Thanks very much for this! I’ve written a lot of stuff on there (I’m the Patrick Stevens whose name is splatted all over the screenshot). I asked them a year ago (ish) whether I could have a data dump, and they said it was Too Difficult; and I didn’t bother scraping it myself. I’m glad you actually went and did something about it!
On introductory non-standard analysis, Goldblatt’s “Lectures on the hyperreals” from the Graduate Texts in Mathematics series. Goldblatt introduces the hyperreals using an ultrapower, then explores analysis and some rather complicated applications like Lebesgue measure.
Goldblatt is preferred to Robinson’s “Non-standard analysis”, which is highly in-depth about the specific logical constructions; Goldblatt doesn’t waste too much time on that, but constructs a model, proves some stuff in it, then generalises quite early. Also preferred to Hurd and Loeb’s “An introduction to non-standard real analysis”, which I somehow just couldn’t really get into. Its treatment of measure theory, for instance, is just much more difficult to understand than Goldblatt’s.
True, though the decision of who is most cost-effective does remain for you to decide.
It’s more of a tactic to make sure people don’t think “hey, another crackpot organisation” if they haven’t already heard about them. I’m hoping to raise GWWC to the level of “worth investigating for myself” in this post.
I do something similar. I consistently massively underestimate the inferential gaps when I’m talking about these things, and end up spending half an hour talking about tangential stuff the Sequences explain better and faster.
I’d frame it as “Nick Bostrom needs Jeeves.

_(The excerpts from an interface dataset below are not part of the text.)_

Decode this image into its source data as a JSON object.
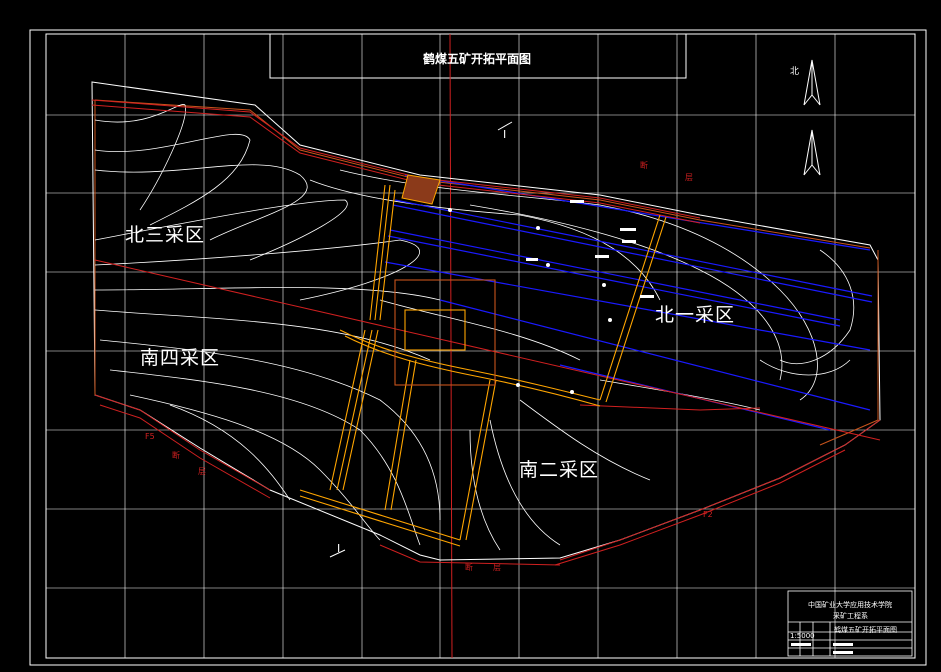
{
  "drawing": {
    "title": "鹤煤五矿开拓平面图",
    "north_label": "北",
    "section_mark_top": "I",
    "section_mark_bottom": "I"
  },
  "zones": [
    {
      "id": "north-one",
      "label": "北一采区"
    },
    {
      "id": "south-two",
      "label": "南二采区"
    },
    {
      "id": "north-three",
      "label": "北三采区"
    },
    {
      "id": "south-four",
      "label": "南四采区"
    }
  ],
  "faults": {
    "f5_label": "F5",
    "f2_label": "F2",
    "fault_word": "断",
    "layer_word": "层"
  },
  "title_block": {
    "institute": "中国矿业大学应用技术学院",
    "course": "采矿工程系",
    "scale": "1:5000",
    "drawing_name": "鹤煤五矿开拓平面图"
  },
  "colors": {
    "background": "#000000",
    "grid": "#ffffff",
    "contour": "#ffffff",
    "roadway": "#ffa500",
    "fault": "#d02020",
    "seam": "#1a1aff",
    "orange_boundary": "#c8541c"
  }
}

Are you Jeeves?”
(After P.G. Wodehouse’s Jeeves and Wooster.)